The great BoJ divergence
The Bank of Japan’s ultra-dovish policy stance looks increasingly out of step with other central banks and Japan’s own inflation data. The BoJ renewed its commitment to ultra-low rates and defending the yield cap in yesterday’s meeting, following an attack on JGB futures that triggered the exchange’s circuit breaker on Wednesday.
We previously flagged shorting JGBs to express our skepticism with an ultra-dovish BoJ. The below is an excerpt from our May 19th Leading Indicator Watch, highlighting the drivers of the great BoJ divergence.
We remain skeptical of the BoJ’s commitment to ultra-dovish policies, especially in light of rising inflation.
The chart below shows our Japan Common Inflation Expectations (CIE) Index is still surging. The CIE aggregates survey and market measures of inflation expectations. The Japan Tankan inflation survey is back at the highs seen in the 1970s and 80s.
Japan’s PPI hit 10% YoY in April, far above CPI, and indicative of pent-up cost inflation pressures and upside inflation risks. Core CPI, which the BoJ is supposed to target, includes energy in Japan. Core-core CPI in Japan excludes both food and energy.
The speed of the USDJPY surge could also exacerbate inflation risks and start to shift public perceptions of prices. For example, Japan’s largest brewer Asahi has announced its intention to raise prices, including its flagship Super Dry, Japan’s best-selling beer.
We try to quantify central bank reaction functions using measures of economic and market stress. Refreshing our BoJ easing trigger, we remain far above “dovish” policy territory.

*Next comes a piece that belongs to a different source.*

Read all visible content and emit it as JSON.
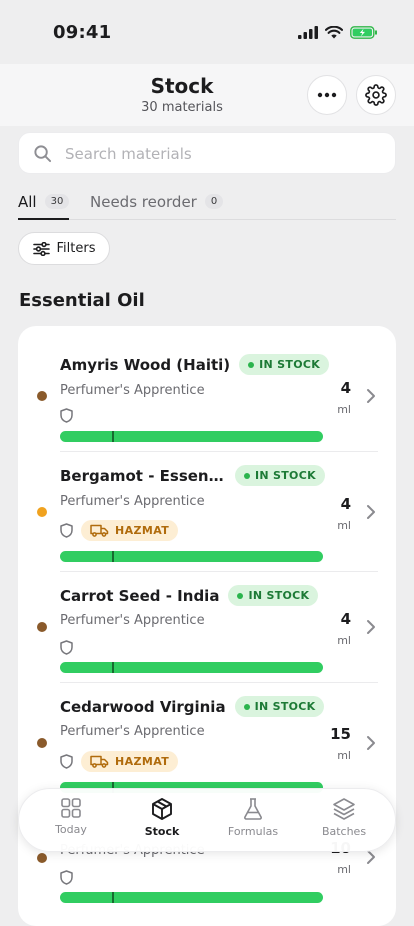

Conditions are actually more loose than the levels at which the BoJ previously widened its YCC band in 2018 and 2021.
Get the full picture at variantperception.com